- Task details: What you give must be the lines from the one containing "What data populates" through the last line of the listing below, exactly, with nothing else and no pictures.

- Input:
# # # # # # #

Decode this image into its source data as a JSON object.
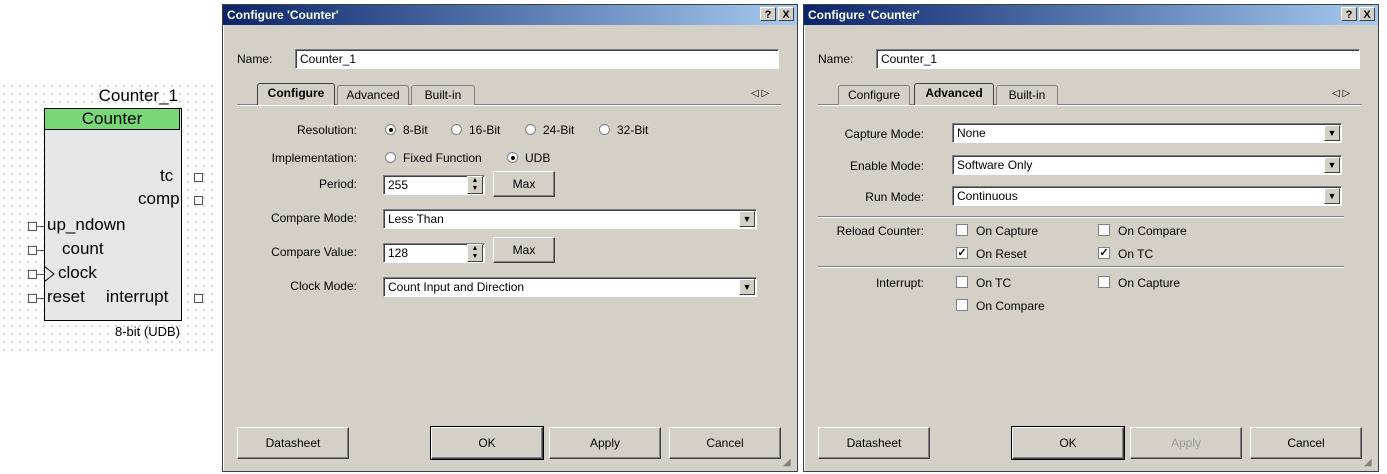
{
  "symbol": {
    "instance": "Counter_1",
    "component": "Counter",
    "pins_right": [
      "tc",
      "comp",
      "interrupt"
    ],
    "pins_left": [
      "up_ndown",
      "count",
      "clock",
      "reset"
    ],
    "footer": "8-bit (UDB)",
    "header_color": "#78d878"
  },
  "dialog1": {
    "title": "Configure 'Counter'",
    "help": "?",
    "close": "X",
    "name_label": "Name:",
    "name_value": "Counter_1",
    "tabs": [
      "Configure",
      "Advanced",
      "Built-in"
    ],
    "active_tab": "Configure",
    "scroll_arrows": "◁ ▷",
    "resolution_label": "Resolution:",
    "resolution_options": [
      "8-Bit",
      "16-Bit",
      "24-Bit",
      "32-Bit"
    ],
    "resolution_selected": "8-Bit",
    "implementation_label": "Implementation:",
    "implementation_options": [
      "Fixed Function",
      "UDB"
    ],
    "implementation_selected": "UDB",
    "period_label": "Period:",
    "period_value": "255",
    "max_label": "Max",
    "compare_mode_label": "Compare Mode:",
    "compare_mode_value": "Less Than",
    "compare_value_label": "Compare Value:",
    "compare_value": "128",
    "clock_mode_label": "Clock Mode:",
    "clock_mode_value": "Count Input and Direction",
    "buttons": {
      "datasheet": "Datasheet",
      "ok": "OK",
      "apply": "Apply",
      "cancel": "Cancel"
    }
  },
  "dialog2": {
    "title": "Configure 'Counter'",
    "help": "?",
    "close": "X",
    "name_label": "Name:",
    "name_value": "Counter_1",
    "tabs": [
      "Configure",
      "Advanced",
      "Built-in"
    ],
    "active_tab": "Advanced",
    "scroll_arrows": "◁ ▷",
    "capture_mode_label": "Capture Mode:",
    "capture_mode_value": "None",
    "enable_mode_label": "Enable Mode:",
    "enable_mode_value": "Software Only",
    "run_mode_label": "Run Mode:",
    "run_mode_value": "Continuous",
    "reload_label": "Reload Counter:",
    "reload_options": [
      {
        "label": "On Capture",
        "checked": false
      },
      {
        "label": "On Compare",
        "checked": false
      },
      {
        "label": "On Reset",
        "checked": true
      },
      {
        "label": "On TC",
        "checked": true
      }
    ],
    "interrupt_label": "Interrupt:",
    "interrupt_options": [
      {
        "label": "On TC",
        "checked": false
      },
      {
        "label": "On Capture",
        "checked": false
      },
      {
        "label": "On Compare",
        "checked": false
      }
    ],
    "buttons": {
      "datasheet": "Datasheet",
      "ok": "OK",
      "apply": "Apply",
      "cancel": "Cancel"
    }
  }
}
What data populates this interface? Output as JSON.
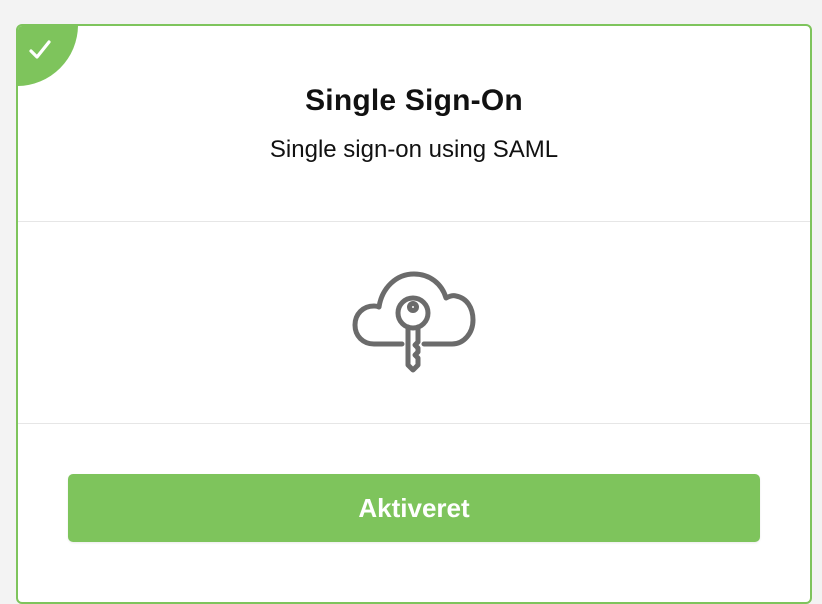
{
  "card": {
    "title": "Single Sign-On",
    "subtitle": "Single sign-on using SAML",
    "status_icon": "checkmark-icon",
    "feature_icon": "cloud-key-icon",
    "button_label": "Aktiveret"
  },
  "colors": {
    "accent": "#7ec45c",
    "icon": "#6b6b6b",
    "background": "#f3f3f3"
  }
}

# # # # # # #

- Task result:
What data populates this interface? Output as JSON.
{
  "card": {
    "title": "Single Sign-On",
    "subtitle": "Single sign-on using SAML",
    "status_icon": "checkmark-icon",
    "feature_icon": "cloud-key-icon",
    "button_label": "Aktiveret"
  },
  "colors": {
    "accent": "#7ec45c",
    "icon": "#6b6b6b",
    "background": "#f3f3f3"
  }
}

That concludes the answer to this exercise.